Pakistan's lawmakers on Saturday voted to boot Prime Minister Imran Khan from office in a motion of no confidence, days after he blocked a similar attempt by having the parliament dissolved and calling for fresh elections.
Opposition parties were able to secure 174 votes in the 342-member National Assembly in support of the motion, the house speaker said, making it a majority vote.
There were just a few legislators of Khan's ruling party present for the process.
The result means Khan will no longer hold office and the Assembly members will now elect a new prime minister and government.
Shehbaz Sharif tipped for top job
Ayaz Sadiq, a member of the National Assembly of Pakistan, said the lower house will convene on Monday to vote for a new prime minister.
Opposition leader Shehbaz Sharif — the brother of former Prime Minister Nawaz Sharif — is almost certain to fill the vacancy.
Shehbaz Sharif thanked all the opposition leaders after the vote and promised that his new administration, if confirmed, would look forward.
"This alliance will rebuild Pakistan and we will not indulge in the political victimization of the opponents," he said.
"I don't want to discuss the bitterness of the past. We want to forget them and move forward. We will not take revenge or do an injustice; we will not send people to jail for no reason. Law and justice will take their own course," Sharif added.
Shahid Khaqan Abbasi, who was prime minister for 9 months from August 2017, told DW that the vote was "an unprecedented victory for democracy and the constitution. We thanked the judiciary and politicians who stood against the unconstitutional act of Khan's cruel regime."
Speaker quits over no-confidence vote
Minutes before voting began, speaker Asad Qaiser resigned from his post, adding to the dramatic events of the past few days.

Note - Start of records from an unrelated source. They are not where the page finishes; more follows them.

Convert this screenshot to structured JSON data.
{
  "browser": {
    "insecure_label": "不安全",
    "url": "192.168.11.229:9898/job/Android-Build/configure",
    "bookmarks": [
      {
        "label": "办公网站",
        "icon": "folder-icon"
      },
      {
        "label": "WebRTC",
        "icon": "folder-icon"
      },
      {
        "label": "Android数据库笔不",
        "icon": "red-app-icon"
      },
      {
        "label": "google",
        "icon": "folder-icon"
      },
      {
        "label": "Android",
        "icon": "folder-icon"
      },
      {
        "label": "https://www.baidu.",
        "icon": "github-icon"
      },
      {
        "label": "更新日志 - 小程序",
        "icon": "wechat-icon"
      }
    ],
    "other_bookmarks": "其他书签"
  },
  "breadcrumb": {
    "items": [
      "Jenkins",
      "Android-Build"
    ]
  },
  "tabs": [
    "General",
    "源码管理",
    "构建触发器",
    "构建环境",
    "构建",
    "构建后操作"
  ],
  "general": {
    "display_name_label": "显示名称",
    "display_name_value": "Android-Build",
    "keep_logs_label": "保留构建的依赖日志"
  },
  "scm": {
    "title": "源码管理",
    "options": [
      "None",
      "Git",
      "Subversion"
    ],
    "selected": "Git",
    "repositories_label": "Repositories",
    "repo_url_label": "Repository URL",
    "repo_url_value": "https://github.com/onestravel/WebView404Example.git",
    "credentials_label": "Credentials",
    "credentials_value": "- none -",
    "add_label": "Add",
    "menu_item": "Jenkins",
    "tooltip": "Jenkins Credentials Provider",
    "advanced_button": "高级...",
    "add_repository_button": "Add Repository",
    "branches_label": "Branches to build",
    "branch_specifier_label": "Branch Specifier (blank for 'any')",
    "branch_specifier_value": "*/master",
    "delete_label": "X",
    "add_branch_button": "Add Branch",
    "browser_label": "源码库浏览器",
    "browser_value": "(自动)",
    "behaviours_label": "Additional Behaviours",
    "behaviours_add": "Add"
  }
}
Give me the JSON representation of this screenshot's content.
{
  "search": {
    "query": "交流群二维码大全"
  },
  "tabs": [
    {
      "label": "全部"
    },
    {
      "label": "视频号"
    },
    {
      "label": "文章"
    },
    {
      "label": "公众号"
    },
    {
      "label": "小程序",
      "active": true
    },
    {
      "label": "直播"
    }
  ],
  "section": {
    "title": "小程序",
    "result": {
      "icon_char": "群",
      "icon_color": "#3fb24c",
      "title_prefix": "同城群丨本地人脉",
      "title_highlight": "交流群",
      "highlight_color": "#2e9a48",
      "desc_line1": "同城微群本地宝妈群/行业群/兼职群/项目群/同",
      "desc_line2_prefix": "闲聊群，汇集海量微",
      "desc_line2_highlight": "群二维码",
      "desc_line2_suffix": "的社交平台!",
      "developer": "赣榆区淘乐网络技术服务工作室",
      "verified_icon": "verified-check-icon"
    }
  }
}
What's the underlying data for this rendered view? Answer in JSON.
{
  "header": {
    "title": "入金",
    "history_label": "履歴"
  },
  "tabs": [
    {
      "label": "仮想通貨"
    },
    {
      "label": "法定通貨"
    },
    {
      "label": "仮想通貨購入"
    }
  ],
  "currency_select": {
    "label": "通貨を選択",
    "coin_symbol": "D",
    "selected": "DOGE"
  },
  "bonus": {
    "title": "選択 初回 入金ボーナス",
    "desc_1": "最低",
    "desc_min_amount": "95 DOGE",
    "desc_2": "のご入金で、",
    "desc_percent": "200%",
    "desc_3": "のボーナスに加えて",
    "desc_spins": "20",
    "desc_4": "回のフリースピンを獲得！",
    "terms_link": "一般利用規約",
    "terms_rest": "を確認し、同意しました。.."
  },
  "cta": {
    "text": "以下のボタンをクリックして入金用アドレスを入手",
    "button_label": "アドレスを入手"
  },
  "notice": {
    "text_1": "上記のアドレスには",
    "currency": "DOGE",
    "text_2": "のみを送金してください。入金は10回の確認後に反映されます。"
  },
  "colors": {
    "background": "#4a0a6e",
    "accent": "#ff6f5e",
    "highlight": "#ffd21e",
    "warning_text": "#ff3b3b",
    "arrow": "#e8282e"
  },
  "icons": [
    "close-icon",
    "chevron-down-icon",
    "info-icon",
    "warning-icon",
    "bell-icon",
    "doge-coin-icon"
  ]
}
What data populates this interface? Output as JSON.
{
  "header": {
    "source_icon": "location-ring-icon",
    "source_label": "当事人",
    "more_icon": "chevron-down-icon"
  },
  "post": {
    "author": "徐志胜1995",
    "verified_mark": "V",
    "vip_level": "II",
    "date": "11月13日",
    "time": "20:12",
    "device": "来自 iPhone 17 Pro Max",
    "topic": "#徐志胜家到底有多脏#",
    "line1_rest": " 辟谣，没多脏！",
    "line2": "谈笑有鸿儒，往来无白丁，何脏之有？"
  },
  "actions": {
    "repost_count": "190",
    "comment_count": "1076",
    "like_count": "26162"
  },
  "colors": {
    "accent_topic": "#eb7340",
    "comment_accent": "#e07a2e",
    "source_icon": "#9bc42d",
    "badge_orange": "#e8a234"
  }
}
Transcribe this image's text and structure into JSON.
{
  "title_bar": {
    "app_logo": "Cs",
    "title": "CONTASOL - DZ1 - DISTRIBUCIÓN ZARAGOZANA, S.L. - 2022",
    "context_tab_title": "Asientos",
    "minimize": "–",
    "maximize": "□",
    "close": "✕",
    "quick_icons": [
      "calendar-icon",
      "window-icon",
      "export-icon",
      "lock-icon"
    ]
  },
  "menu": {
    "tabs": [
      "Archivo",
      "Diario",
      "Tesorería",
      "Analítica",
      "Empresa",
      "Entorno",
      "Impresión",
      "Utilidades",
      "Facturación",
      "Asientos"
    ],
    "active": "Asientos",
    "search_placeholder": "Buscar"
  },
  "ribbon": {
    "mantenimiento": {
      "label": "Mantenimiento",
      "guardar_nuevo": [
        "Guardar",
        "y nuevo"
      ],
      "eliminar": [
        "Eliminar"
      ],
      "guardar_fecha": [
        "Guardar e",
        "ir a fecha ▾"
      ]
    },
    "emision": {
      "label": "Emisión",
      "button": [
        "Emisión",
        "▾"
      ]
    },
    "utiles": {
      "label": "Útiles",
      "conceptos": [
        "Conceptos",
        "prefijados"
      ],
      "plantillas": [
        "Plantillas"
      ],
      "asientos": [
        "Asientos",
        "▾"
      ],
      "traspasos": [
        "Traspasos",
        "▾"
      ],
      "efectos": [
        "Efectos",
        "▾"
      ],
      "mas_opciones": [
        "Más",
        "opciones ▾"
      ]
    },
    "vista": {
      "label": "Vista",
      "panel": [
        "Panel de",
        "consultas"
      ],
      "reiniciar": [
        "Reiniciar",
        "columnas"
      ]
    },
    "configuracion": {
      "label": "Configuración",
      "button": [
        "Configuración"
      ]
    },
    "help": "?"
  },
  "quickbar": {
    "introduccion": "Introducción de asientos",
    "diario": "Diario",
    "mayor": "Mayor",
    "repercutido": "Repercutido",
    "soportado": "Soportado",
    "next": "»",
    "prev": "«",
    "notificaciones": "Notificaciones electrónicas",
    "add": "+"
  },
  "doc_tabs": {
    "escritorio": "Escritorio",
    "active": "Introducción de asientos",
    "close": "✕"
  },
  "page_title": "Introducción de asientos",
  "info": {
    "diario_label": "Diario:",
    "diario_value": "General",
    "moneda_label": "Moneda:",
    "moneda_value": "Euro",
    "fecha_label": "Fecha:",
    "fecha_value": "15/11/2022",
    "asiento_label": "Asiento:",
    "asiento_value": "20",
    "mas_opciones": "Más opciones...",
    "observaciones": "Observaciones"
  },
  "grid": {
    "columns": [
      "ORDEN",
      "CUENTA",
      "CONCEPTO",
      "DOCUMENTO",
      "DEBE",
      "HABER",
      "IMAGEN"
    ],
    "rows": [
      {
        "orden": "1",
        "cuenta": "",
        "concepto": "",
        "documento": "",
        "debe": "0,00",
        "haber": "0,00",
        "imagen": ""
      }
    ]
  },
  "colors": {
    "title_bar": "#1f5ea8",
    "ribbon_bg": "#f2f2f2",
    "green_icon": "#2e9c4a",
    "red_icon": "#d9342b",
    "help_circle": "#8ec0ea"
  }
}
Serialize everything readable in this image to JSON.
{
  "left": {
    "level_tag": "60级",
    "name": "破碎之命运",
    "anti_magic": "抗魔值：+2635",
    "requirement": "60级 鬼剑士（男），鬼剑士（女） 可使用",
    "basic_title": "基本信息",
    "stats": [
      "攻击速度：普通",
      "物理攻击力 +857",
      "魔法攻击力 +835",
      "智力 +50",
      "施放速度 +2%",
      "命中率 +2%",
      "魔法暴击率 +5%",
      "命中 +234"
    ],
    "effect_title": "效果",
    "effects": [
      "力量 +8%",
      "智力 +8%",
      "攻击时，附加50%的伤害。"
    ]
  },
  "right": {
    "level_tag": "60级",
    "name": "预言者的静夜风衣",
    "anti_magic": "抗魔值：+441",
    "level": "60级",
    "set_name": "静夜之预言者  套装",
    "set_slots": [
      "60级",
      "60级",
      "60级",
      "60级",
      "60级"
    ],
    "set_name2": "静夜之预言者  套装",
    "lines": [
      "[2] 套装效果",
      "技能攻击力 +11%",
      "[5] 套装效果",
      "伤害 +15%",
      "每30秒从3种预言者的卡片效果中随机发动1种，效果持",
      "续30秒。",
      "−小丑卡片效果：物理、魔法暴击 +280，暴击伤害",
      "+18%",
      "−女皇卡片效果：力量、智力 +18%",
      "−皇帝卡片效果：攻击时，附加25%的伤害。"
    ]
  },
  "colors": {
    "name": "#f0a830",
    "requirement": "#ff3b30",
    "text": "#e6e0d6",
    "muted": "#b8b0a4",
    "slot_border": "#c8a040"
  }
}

Saturday's vote came after the nation's Supreme Court dealt a blow to Khan by ruling that the dissolution of the legislature last week was illegal, and that the parliament must be reconvened.
Khan said late Friday he was disappointed by the court ruling but accepted it.
He insisted he was a victim of a "regime change" conspiracy involving the United States. Khan also called on his supporters to take to the streets on Sunday and peacefully protest against an "imported government."
"I'm ready for a struggle," Khan said.
The US has denied any involvement in Pakistan's internal politics.
A new round of political instability
Khan had lost his parliamentary majority recently after allies in his coalition government switched allegiance and joined the opposition.
Khan's ouster triggers a new round of political instability in the nuclear-armed South Asian nation, which has a history of military intervention in politics.
There have been four military coups since Pakistan emerged as an independent nation in 1947, and the country has spent more than three decades overall under army rule.
Khan — a polarizing figure
Khan, 69, came to power in 2018, promising sweeping reforms to eliminate corruption and cronyism. But he was accused by his detractors of economic mismanagement and foreign-policy mistakes.
Skyrocketing inflation, rising unemployment, a weak currency and a heavy debt burden also hurt his popularity.
While Khan's supporters viewed him as the last hope for Pakistani politics, opponents chastised him for his willingness to accommodate Islamists and antagonize the West.
Many believe that he was backed by Pakistan's right-wing groups and the military establishment — claims both Khan and the military deny — because of his pacifist stance on the Taliban and other Islamist militants.
mm, sri/aw (AP, AFP, Reuters, dpa)